Notably, 11 senators — nine Republicans and two Democrats — were absent for the vote. However, given the positions that most of them had staked out in advance, there is no reason to believe their presence would have changed the outcome.
On its face, quashing the proposed commission, which would have been structured on the model of the one set up after the 9/11 terrorist attacks, is yet more evidence of the hold that Trump still has on his party.
After nearly three dozen GOP members joined Democrats in the House last week to approve the proposed commission, the former president issued a statement blasting those “35 wayward Republicans” and warning of “consequences to being ineffective and weak.”
Their counterparts in the Senate got the message. Republicans quake at the thought of doing anything that might cause Mt. Trump to erupt.

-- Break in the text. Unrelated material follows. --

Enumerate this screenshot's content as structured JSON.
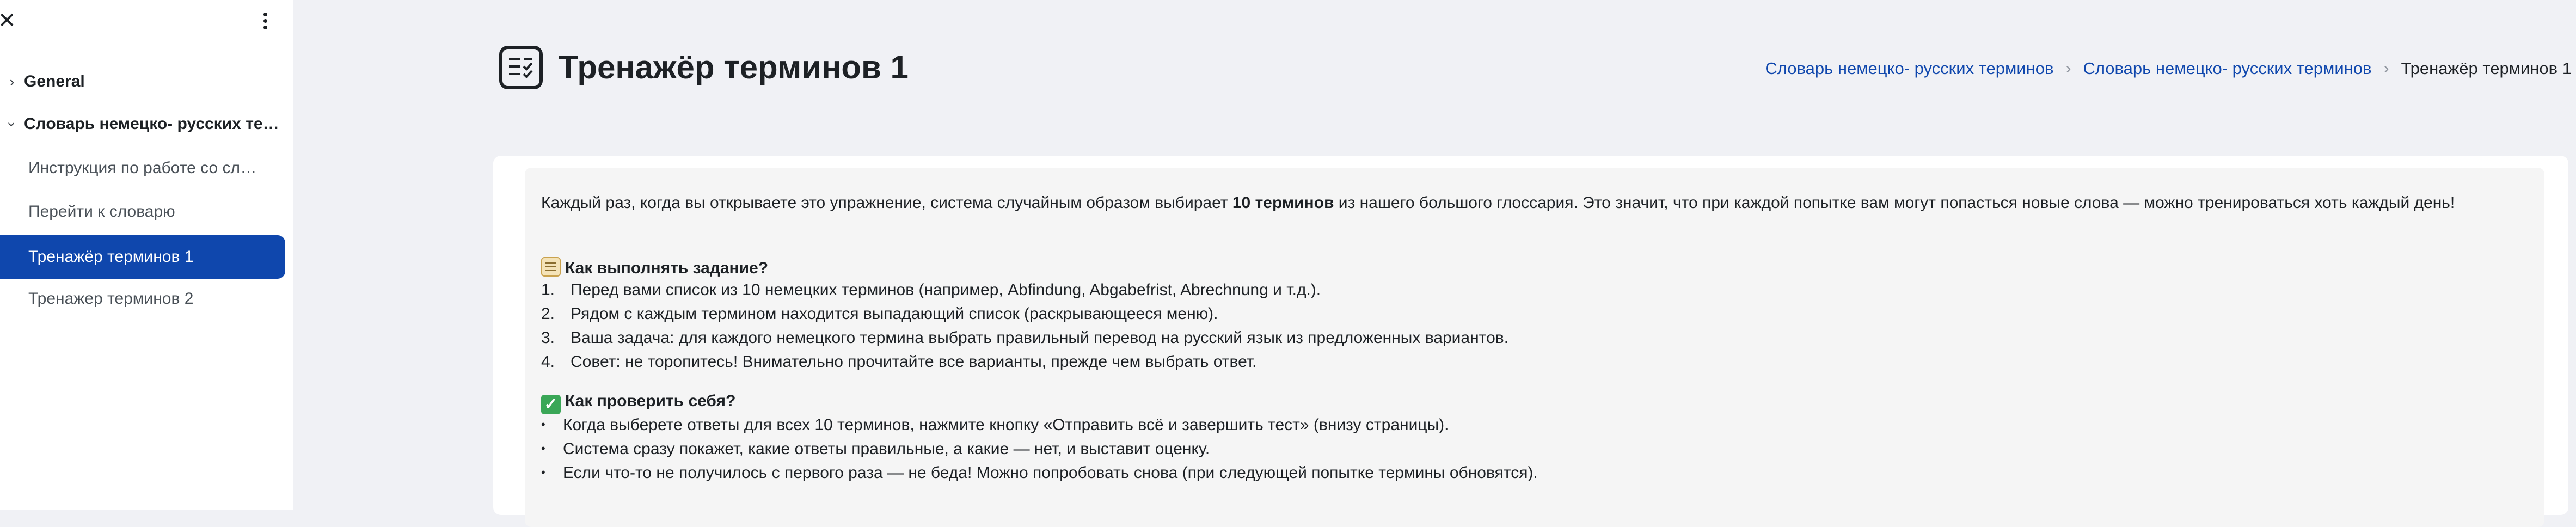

But there is an even darker reason to explain why they appear less concerned about paying a price for failing to reckon with what happened on Jan. 6, which was also an assault on the integrity of this country’s democratic processes.

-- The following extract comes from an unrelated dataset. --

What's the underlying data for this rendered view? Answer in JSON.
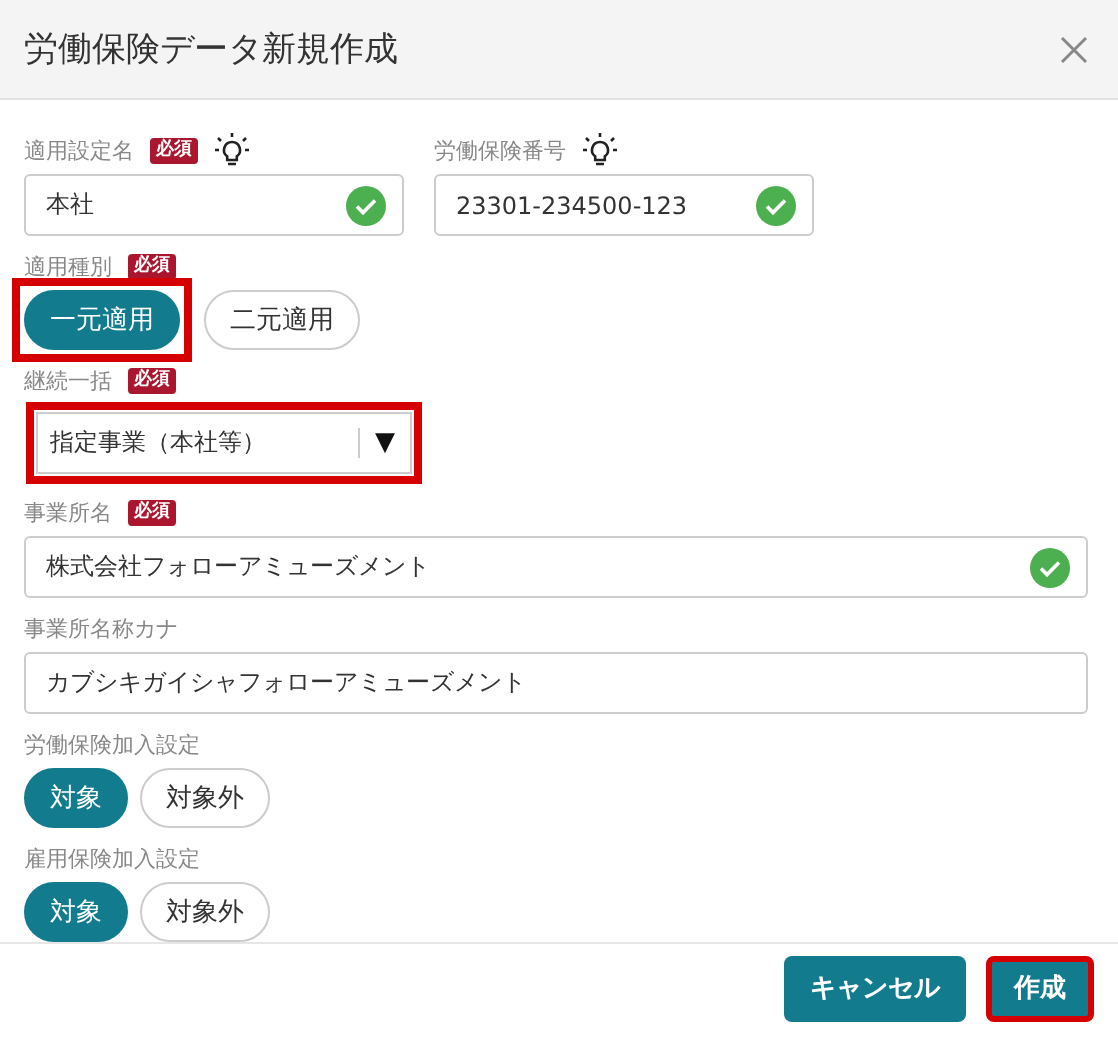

The more dangerous truth is that a not-insignificant portion of the GOP’s Trumpian base actually appears to believe that the violent mob was justified in its effort to disrupt Congress as it conducted its pro forma tally of the electoral votes that made Joe Biden the 46th president.
These are the people who have bought into Trump’s lie that the 2020 election was stolen from him, and who share at least some of the unhinged theories that fuel the QAnon movement.
A new poll released by the nonpartisan Public Religion Research Institute and the Interfaith Youth Core shows that these dangerous and conspiratorial beliefs are not confined to the country’s dank backwaters.
Fully 20 percent of more than 5,500 adults questioned in all 50 states — and 28 percent of Republicans among them — said they agreed with the statement that “there is a storm coming soon that will sweep away the elites in power and restore the rightful leaders.”
Even more worrisome were the 15 percent overall — and, again, 28 percent of Republicans — who were of the opinion that because “things have gotten so off track, true American patriots may have to resort to violence in order to save our country.”
What Republicans made clear with their vote on Friday is that they would rather allow this thinking to fester within their base, and hope that it works to their electoral advantage, than to stand up to it.
McConnell may be right that dodging and delaying accountability for what happened on Jan. 6 could help Republicans win back power in Congress. But by standing in the way of a reckoning with the poisonous forces that are growing within the ranks of their own party, they are doing a disservice to the country — one for which democracy itself will ultimately pay a price.